**WHAT IS EXPECTED**
Look below for lines that hold the string "true" and copy each one.
-*-
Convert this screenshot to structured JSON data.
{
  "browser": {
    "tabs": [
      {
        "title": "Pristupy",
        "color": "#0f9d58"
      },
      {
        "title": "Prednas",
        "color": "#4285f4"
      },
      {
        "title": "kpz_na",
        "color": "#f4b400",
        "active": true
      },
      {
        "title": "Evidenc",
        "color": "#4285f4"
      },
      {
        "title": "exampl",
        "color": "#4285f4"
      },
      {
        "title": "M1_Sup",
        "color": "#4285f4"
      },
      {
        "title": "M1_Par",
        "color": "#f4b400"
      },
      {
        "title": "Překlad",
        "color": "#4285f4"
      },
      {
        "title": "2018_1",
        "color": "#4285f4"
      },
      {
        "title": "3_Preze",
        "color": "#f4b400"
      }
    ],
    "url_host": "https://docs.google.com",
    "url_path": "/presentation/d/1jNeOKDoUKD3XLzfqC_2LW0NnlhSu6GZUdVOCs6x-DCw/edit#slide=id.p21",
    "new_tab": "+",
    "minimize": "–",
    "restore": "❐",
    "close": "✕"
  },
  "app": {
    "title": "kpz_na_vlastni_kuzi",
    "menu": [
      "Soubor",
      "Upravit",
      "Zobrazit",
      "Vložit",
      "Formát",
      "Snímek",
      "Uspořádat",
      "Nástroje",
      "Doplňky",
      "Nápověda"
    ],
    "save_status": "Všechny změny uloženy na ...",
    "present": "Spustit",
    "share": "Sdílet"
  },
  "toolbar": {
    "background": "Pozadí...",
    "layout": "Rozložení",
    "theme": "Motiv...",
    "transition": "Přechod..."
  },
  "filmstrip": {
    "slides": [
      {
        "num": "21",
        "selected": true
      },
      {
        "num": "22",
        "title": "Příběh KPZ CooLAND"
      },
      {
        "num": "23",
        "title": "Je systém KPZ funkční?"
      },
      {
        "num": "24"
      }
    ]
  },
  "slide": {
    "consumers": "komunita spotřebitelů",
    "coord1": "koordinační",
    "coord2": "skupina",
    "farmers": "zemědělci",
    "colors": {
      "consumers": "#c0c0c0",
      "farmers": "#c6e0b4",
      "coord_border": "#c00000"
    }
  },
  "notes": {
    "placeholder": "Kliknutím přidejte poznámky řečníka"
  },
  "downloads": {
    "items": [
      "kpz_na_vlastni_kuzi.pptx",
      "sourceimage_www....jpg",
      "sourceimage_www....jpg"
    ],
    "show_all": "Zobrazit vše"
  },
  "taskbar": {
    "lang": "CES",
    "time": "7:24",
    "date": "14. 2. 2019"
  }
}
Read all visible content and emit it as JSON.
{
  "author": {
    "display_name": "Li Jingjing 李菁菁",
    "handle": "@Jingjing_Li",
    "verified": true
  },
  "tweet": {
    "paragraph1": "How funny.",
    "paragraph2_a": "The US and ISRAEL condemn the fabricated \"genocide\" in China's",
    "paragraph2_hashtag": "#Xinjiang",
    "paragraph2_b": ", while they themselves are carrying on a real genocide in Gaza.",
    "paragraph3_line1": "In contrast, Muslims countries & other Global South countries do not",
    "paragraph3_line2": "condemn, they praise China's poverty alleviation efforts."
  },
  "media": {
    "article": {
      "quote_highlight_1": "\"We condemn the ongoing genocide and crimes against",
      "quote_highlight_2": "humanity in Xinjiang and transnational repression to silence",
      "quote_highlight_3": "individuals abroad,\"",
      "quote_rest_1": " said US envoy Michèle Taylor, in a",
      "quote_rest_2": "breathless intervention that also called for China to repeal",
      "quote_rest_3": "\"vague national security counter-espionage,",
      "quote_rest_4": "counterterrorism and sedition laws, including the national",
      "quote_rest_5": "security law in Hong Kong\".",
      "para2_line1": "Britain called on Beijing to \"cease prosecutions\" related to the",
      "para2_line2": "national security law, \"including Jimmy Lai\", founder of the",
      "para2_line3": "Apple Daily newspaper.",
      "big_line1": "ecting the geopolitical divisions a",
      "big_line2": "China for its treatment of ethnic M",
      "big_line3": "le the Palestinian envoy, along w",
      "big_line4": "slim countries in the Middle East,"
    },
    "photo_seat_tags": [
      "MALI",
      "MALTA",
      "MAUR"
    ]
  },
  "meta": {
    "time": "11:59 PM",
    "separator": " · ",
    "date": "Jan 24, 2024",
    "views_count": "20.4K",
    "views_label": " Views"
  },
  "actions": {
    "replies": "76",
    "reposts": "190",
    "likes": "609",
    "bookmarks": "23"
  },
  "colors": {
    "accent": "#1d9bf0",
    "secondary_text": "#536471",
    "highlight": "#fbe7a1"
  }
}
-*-
**TASK RESULT**
        "active": true
        "selected": true
    "verified": true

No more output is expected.